▸ **Task to carry out**
Could you give the data below again, exactly and completely?

[Saved data entries]
▽
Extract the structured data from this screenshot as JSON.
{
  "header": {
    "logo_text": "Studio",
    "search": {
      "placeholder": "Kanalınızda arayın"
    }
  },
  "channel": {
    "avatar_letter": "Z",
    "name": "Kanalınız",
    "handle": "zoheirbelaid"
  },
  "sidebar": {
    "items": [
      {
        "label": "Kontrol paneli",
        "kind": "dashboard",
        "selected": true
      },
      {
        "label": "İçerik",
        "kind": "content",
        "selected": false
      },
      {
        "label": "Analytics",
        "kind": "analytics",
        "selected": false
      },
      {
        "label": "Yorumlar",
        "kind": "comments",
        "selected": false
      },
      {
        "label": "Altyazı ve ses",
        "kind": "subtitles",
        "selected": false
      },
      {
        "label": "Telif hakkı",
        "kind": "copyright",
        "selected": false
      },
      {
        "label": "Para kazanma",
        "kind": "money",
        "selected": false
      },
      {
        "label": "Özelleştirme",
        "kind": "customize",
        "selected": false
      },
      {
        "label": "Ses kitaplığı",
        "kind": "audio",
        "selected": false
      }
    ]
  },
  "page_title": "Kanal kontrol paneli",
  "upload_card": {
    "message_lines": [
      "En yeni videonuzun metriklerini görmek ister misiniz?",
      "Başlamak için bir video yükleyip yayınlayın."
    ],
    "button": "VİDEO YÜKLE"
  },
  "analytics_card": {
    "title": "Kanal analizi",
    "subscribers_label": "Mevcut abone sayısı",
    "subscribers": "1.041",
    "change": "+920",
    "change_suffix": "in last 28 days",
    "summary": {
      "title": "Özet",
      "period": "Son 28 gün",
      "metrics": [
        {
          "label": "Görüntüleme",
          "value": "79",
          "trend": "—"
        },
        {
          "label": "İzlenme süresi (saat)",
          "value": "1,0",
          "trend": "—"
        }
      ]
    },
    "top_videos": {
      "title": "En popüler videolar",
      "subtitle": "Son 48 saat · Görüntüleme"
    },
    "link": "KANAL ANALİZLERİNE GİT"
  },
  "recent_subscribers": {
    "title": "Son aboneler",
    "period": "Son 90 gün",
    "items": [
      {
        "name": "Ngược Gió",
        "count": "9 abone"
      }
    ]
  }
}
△
▸ **Task answer**
Extract the structured data from this screenshot as JSON.
{
  "header": {
    "logo_text": "Studio",
    "search": {
      "placeholder": "Kanalınızda arayın"
    }
  },
  "channel": {
    "avatar_letter": "Z",
    "name": "Kanalınız",
    "handle": "zoheirbelaid"
  },
  "sidebar": {
    "items": [
      {
        "label": "Kontrol paneli",
        "kind": "dashboard",
        "selected": true
      },
      {
        "label": "İçerik",
        "kind": "content",
        "selected": false
      },
      {
        "label": "Analytics",
        "kind": "analytics",
        "selected": false
      },
      {
        "label": "Yorumlar",
        "kind": "comments",
        "selected": false
      },
      {
        "label": "Altyazı ve ses",
        "kind": "subtitles",
        "selected": false
      },
      {
        "label": "Telif hakkı",
        "kind": "copyright",
        "selected": false
      },
      {
        "label": "Para kazanma",
        "kind": "money",
        "selected": false
      },
      {
        "label": "Özelleştirme",
        "kind": "customize",
        "selected": false
      },
      {
        "label": "Ses kitaplığı",
        "kind": "audio",
        "selected": false
      }
    ]
  },
  "page_title": "Kanal kontrol paneli",
  "upload_card": {
    "message_lines": [
      "En yeni videonuzun metriklerini görmek ister misiniz?",
      "Başlamak için bir video yükleyip yayınlayın."
    ],
    "button": "VİDEO YÜKLE"
  },
  "analytics_card": {
    "title": "Kanal analizi",
    "subscribers_label": "Mevcut abone sayısı",
    "subscribers": "1.041",
    "change": "+920",
    "change_suffix": "in last 28 days",
    "summary": {
      "title": "Özet",
      "period": "Son 28 gün",
      "metrics": [
        {
          "label": "Görüntüleme",
          "value": "79",
          "trend": "—"
        },
        {
          "label": "İzlenme süresi (saat)",
          "value": "1,0",
          "trend": "—"
        }
      ]
    },
    "top_videos": {
      "title": "En popüler videolar",
      "subtitle": "Son 48 saat · Görüntüleme"
    },
    "link": "KANAL ANALİZLERİNE GİT"
  },
  "recent_subscribers": {
    "title": "Son aboneler",
    "period": "Son 90 gün",
    "items": [
      {
        "name": "Ngược Gió",
        "count": "9 abone"
      }
    ]
  }
}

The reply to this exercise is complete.